## WORK ITEM
Where "true" appears in a line of the entries below, that line should be copied.

┌──

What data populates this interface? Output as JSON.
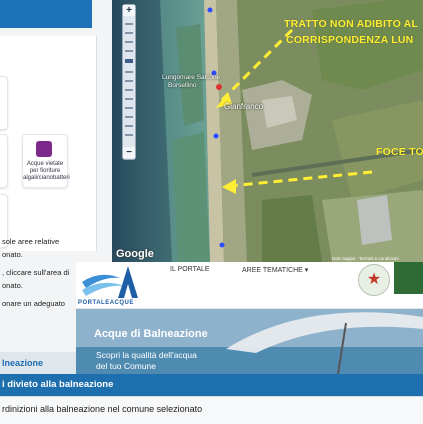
{
  "left_panel": {
    "legend_item_label": "Acque vietate per fioriture algali/cianobatteri",
    "legend_item_color": "#7b2a8c",
    "text_lines": [
      "sole aree relative",
      "onato.",
      ", cliccare sull'area di",
      "onare un adeguato"
    ]
  },
  "map": {
    "zoom_in": "+",
    "zoom_out": "−",
    "annotation_1_line_1": "TRATTO NON ADIBITO AL",
    "annotation_1_line_2": "CORRISPONDENZA LUN",
    "annotation_2": "FOCE TO",
    "place_1_line_1": "Lungomare Salcone",
    "place_1_line_2": "Borsellino",
    "place_2": "Gianfranco",
    "google_logo": "Google",
    "terms_text": "Dati mappa · Termini e condizioni",
    "accent_color": "#ffee33"
  },
  "portal": {
    "logo_caption": "PORTALEACQUE",
    "nav": [
      "IL PORTALE",
      "AREE TEMATICHE ▾"
    ],
    "hero_title": "Acque di Balneazione",
    "hero_subtitle": "Scopri la qualità dell'acqua del tuo Comune"
  },
  "sidebar": {
    "section_label": "lneazione"
  },
  "divieto": {
    "title": "i divieto alla balneazione",
    "description": "rdinizioni alla balneazione nel comune selezionato"
  }
}
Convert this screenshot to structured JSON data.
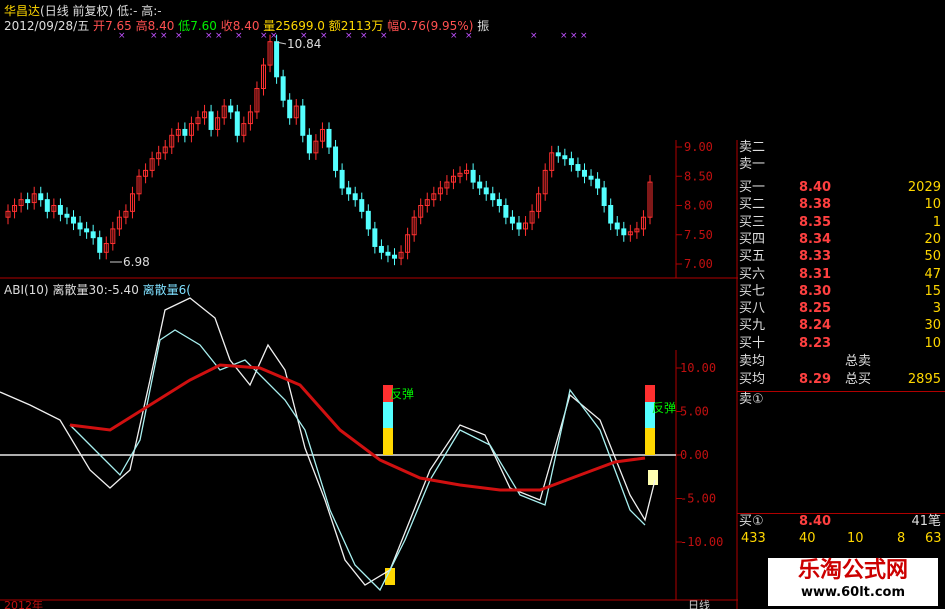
{
  "header": {
    "stock_name": "华昌达",
    "period": "(日线 前复权)",
    "low_label": "低:",
    "low_val": "-",
    "high_label": "高:",
    "high_val": "-",
    "date": "2012/09/28/五",
    "open_label": "开",
    "open": "7.65",
    "high2_label": "高",
    "high2": "8.40",
    "low2_label": "低",
    "low2": "7.60",
    "close_label": "收",
    "close": "8.40",
    "vol_label": "量",
    "vol": "25699.0",
    "amt_label": "额",
    "amt": "2113万",
    "chg_label": "幅",
    "chg": "0.76(9.95%)",
    "trailing": "振"
  },
  "price_chart": {
    "max_label": "10.84",
    "min_label": "6.98",
    "y_ticks": [
      "9.00",
      "8.50",
      "8.00",
      "7.50",
      "7.00"
    ]
  },
  "indicator": {
    "name": "ABI(10)",
    "series1_label": "离散量30:",
    "series1_value": "-5.40",
    "series2_label": "离散量6(",
    "y_ticks": [
      "10.00",
      "5.00",
      "0.00",
      "-5.00",
      "-10.00"
    ],
    "annot1": "反弹",
    "annot2": "反弹"
  },
  "quote": {
    "sell_rows": [
      {
        "label": "卖二",
        "price": "",
        "vol": ""
      },
      {
        "label": "卖一",
        "price": "",
        "vol": ""
      }
    ],
    "buy_rows": [
      {
        "label": "买一",
        "price": "8.40",
        "vol": "2029"
      },
      {
        "label": "买二",
        "price": "8.38",
        "vol": "10"
      },
      {
        "label": "买三",
        "price": "8.35",
        "vol": "1"
      },
      {
        "label": "买四",
        "price": "8.34",
        "vol": "20"
      },
      {
        "label": "买五",
        "price": "8.33",
        "vol": "50"
      },
      {
        "label": "买六",
        "price": "8.31",
        "vol": "47"
      },
      {
        "label": "买七",
        "price": "8.30",
        "vol": "15"
      },
      {
        "label": "买八",
        "price": "8.25",
        "vol": "3"
      },
      {
        "label": "买九",
        "price": "8.24",
        "vol": "30"
      },
      {
        "label": "买十",
        "price": "8.23",
        "vol": "10"
      }
    ],
    "sell_avg_label": "卖均",
    "total_sell_label": "总卖",
    "buy_avg_label": "买均",
    "buy_avg_price": "8.29",
    "total_buy_label": "总买",
    "total_buy_vol": "2895",
    "sell1_marker": "卖①",
    "buy1_marker": "买①",
    "buy1_price": "8.40",
    "buy1_count": "41笔",
    "tail": [
      "433",
      "40",
      "10",
      "8",
      "63"
    ]
  },
  "bottom": {
    "date_start": "2012年",
    "right_label": "日线"
  },
  "watermark": {
    "line1": "乐淘公式网",
    "line2": "www.60lt.com"
  },
  "colors": {
    "up": "#ff3030",
    "down": "#54ffff",
    "axis": "#c01010",
    "ma": "#d01010"
  }
}
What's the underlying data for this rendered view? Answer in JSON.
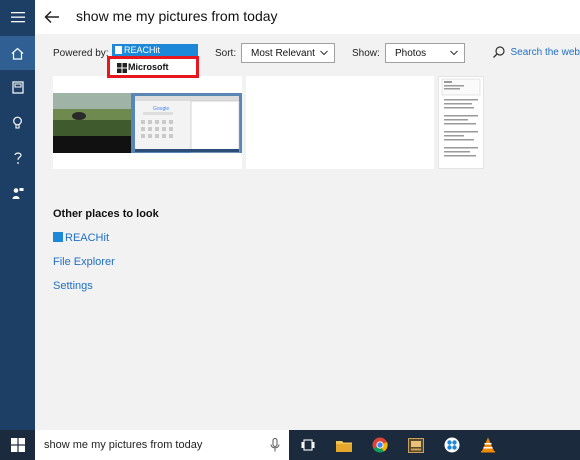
{
  "search": {
    "query": "show me my pictures from today"
  },
  "sidebar": {
    "items": [
      {
        "icon": "hamburger-menu-icon"
      },
      {
        "icon": "home-icon",
        "active": true
      },
      {
        "icon": "notebook-icon"
      },
      {
        "icon": "lightbulb-icon"
      },
      {
        "icon": "help-icon"
      },
      {
        "icon": "feedback-icon"
      }
    ]
  },
  "filters": {
    "powered_by_label": "Powered by:",
    "provider_selected": "REACHit",
    "provider_option": "Microsoft",
    "sort_label": "Sort:",
    "sort_value": "Most Relevant",
    "show_label": "Show:",
    "show_value": "Photos",
    "search_web": "Search the web"
  },
  "thumbnails": {
    "inner_page_title": "Google"
  },
  "other_places": {
    "title": "Other places to look",
    "items": [
      {
        "label": "REACHit"
      },
      {
        "label": "File Explorer"
      },
      {
        "label": "Settings"
      }
    ]
  },
  "taskbar": {
    "search_text": "show me my pictures from today",
    "apps": [
      "task-view-icon",
      "file-explorer-icon",
      "chrome-icon",
      "app-icon",
      "reachit-icon",
      "vlc-icon"
    ]
  },
  "colors": {
    "sidebar": "#1d3f66",
    "sidebar_active": "#2f5f93",
    "accent": "#1e88d8",
    "link": "#1f6fc5",
    "highlight": "#e8161f",
    "taskbar": "#1b2a3c"
  }
}
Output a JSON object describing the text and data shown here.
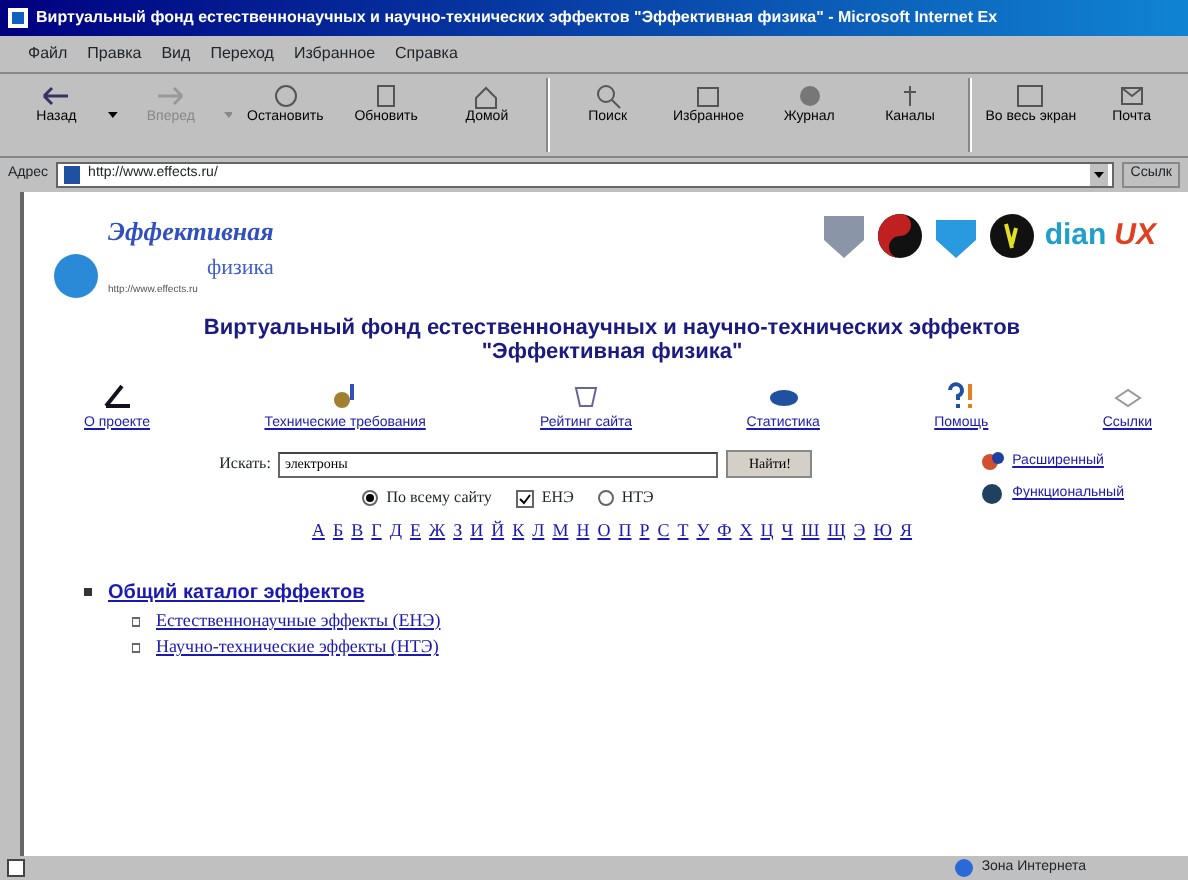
{
  "window": {
    "title": "Виртуальный фонд естественнонаучных и научно-технических эффектов \"Эффективная физика\" - Microsoft Internet Ex"
  },
  "menu": [
    "Файл",
    "Правка",
    "Вид",
    "Переход",
    "Избранное",
    "Справка"
  ],
  "toolbar": [
    {
      "label": "Назад",
      "disabled": false,
      "dropdown": true
    },
    {
      "label": "Вперед",
      "disabled": true,
      "dropdown": true
    },
    {
      "label": "Остановить",
      "disabled": false,
      "dropdown": false
    },
    {
      "label": "Обновить",
      "disabled": false,
      "dropdown": false
    },
    {
      "label": "Домой",
      "disabled": false,
      "dropdown": false
    },
    {
      "label": "Поиск",
      "disabled": false,
      "dropdown": false,
      "group_start": true
    },
    {
      "label": "Избранное",
      "disabled": false,
      "dropdown": false
    },
    {
      "label": "Журнал",
      "disabled": false,
      "dropdown": false
    },
    {
      "label": "Каналы",
      "disabled": false,
      "dropdown": false
    },
    {
      "label": "Во весь экран",
      "disabled": false,
      "dropdown": false,
      "group_start": true
    },
    {
      "label": "Почта",
      "disabled": false,
      "dropdown": false
    }
  ],
  "address_bar": {
    "label": "Адрес",
    "value": "http://www.effects.ru/",
    "links_label": "Ссылк"
  },
  "page": {
    "logo": {
      "line1": "Эффективная",
      "line2": "физика",
      "url": "http://www.effects.ru"
    },
    "partner_logos": {
      "text1": "dian",
      "text2": "UX"
    },
    "heading": "Виртуальный фонд естественнонаучных и научно-технических эффектов \"Эффективная физика\"",
    "nav": [
      "О проекте",
      "Технические требования",
      "Рейтинг сайта",
      "Статистика",
      "Помощь",
      "Ссылки"
    ],
    "search": {
      "label": "Искать:",
      "value": "электроны",
      "button": "Найти!",
      "scope": [
        {
          "kind": "radio",
          "label": "По всему сайту",
          "selected": true
        },
        {
          "kind": "checkbox",
          "label": "ЕНЭ",
          "checked": true
        },
        {
          "kind": "radio",
          "label": "НТЭ",
          "selected": false
        }
      ],
      "modes": [
        "Расширенный",
        "Функциональный"
      ]
    },
    "alphabet": [
      "А",
      "Б",
      "В",
      "Г",
      "Д",
      "Е",
      "Ж",
      "З",
      "И",
      "Й",
      "К",
      "Л",
      "М",
      "Н",
      "О",
      "П",
      "Р",
      "С",
      "Т",
      "У",
      "Ф",
      "Х",
      "Ц",
      "Ч",
      "Ш",
      "Щ",
      "Э",
      "Ю",
      "Я"
    ],
    "catalog": [
      {
        "label": "Общий каталог эффектов",
        "children": [
          {
            "label": "Естественнонаучные эффекты (ЕНЭ)"
          },
          {
            "label": "Научно-технические эффекты (НТЭ)"
          }
        ]
      }
    ]
  },
  "status_bar": {
    "zone": "Зона Интернета"
  }
}
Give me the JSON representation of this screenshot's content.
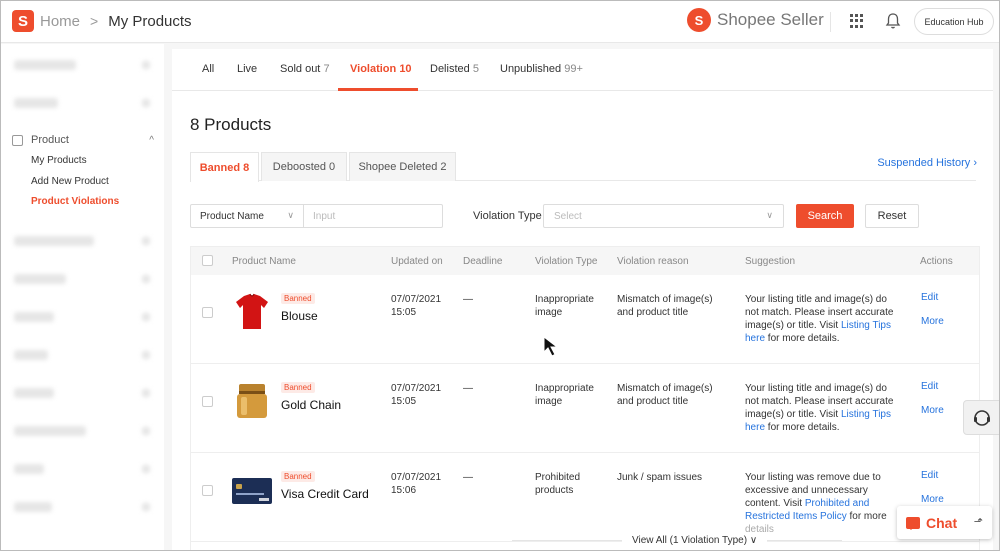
{
  "header": {
    "logo_letter": "S",
    "breadcrumb_home": "Home",
    "breadcrumb_sep": ">",
    "breadcrumb_current": "My Products",
    "brand_icon_letter": "S",
    "brand_name": "Shopee Seller",
    "education_hub": "Education Hub"
  },
  "sidebar": {
    "section": "Product",
    "section_chevron": "^",
    "items": [
      {
        "label": "My Products"
      },
      {
        "label": "Add New Product"
      },
      {
        "label": "Product Violations"
      }
    ]
  },
  "tabs": [
    {
      "label": "All",
      "count": ""
    },
    {
      "label": "Live",
      "count": ""
    },
    {
      "label": "Sold out",
      "count": "7"
    },
    {
      "label": "Violation",
      "count": "10"
    },
    {
      "label": "Delisted",
      "count": "5"
    },
    {
      "label": "Unpublished",
      "count": "99+"
    }
  ],
  "products_title": "8 Products",
  "subtabs": [
    {
      "label": "Banned 8"
    },
    {
      "label": "Deboosted 0"
    },
    {
      "label": "Shopee Deleted 2"
    }
  ],
  "suspended_history": "Suspended History",
  "filter": {
    "field": "Product Name",
    "input_placeholder": "Input",
    "violation_type_label": "Violation Type",
    "violation_type_placeholder": "Select",
    "search": "Search",
    "reset": "Reset"
  },
  "table": {
    "columns": [
      "Product Name",
      "Updated on",
      "Deadline",
      "Violation Type",
      "Violation reason",
      "Suggestion",
      "Actions"
    ],
    "rows": [
      {
        "badge": "Banned",
        "name": "Blouse",
        "date": "07/07/2021",
        "time": "15:05",
        "deadline": "—",
        "type1": "Inappropriate",
        "type2": "image",
        "reason1": "Mismatch of image(s)",
        "reason2": "and product title",
        "sugg1": "Your listing title and image(s) do",
        "sugg2": "not match. Please insert accurate",
        "sugg3": "image(s) or title. Visit ",
        "sugg_link1": "Listing Tips",
        "sugg_link2": "here",
        "sugg4": " for more details.",
        "edit": "Edit",
        "more": "More"
      },
      {
        "badge": "Banned",
        "name": "Gold Chain",
        "date": "07/07/2021",
        "time": "15:05",
        "deadline": "—",
        "type1": "Inappropriate",
        "type2": "image",
        "reason1": "Mismatch of image(s)",
        "reason2": "and product title",
        "sugg1": "Your listing title and image(s) do",
        "sugg2": "not match. Please insert accurate",
        "sugg3": "image(s) or title. Visit ",
        "sugg_link1": "Listing Tips",
        "sugg_link2": "here",
        "sugg4": " for more details.",
        "edit": "Edit",
        "more": "More"
      },
      {
        "badge": "Banned",
        "name": "Visa Credit Card",
        "date": "07/07/2021",
        "time": "15:06",
        "deadline": "—",
        "type1": "Prohibited",
        "type2": "products",
        "reason1": "Junk / spam issues",
        "reason2": "",
        "sugg1": "Your listing was remove due to",
        "sugg2": "excessive and unnecessary",
        "sugg3": "content. Visit ",
        "sugg_link1": "Prohibited and",
        "sugg_link2": "Restricted Items Policy",
        "sugg4": " for more",
        "sugg5": "details",
        "edit": "Edit",
        "more": "More"
      }
    ]
  },
  "view_all": "View All (1 Violation Type)",
  "chat": "Chat",
  "colors": {
    "accent": "#ee4d2d",
    "link": "#2673dd"
  }
}
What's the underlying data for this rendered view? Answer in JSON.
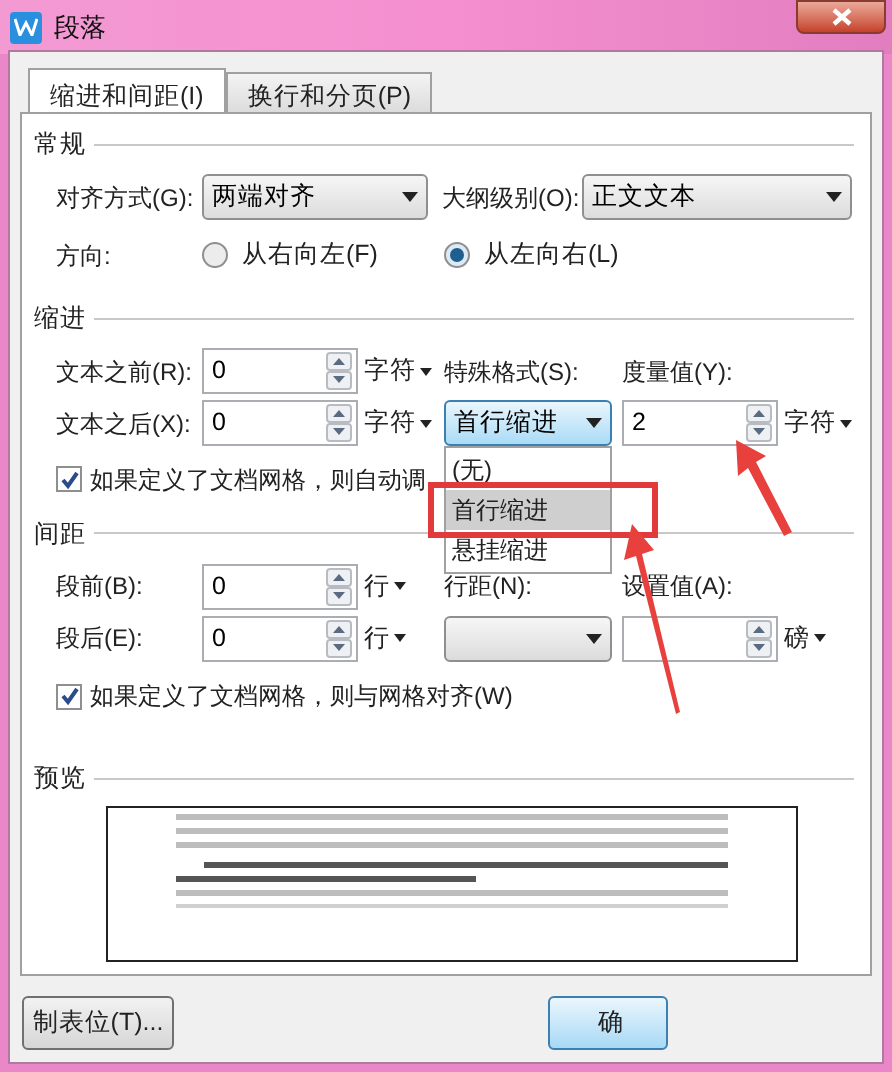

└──

## RESULT
        "active": true
      "dropdown": true
      "disabled": true,
      "dropdown": true
      "group_start": true
      "group_start": true
          "selected": true
          "checked": true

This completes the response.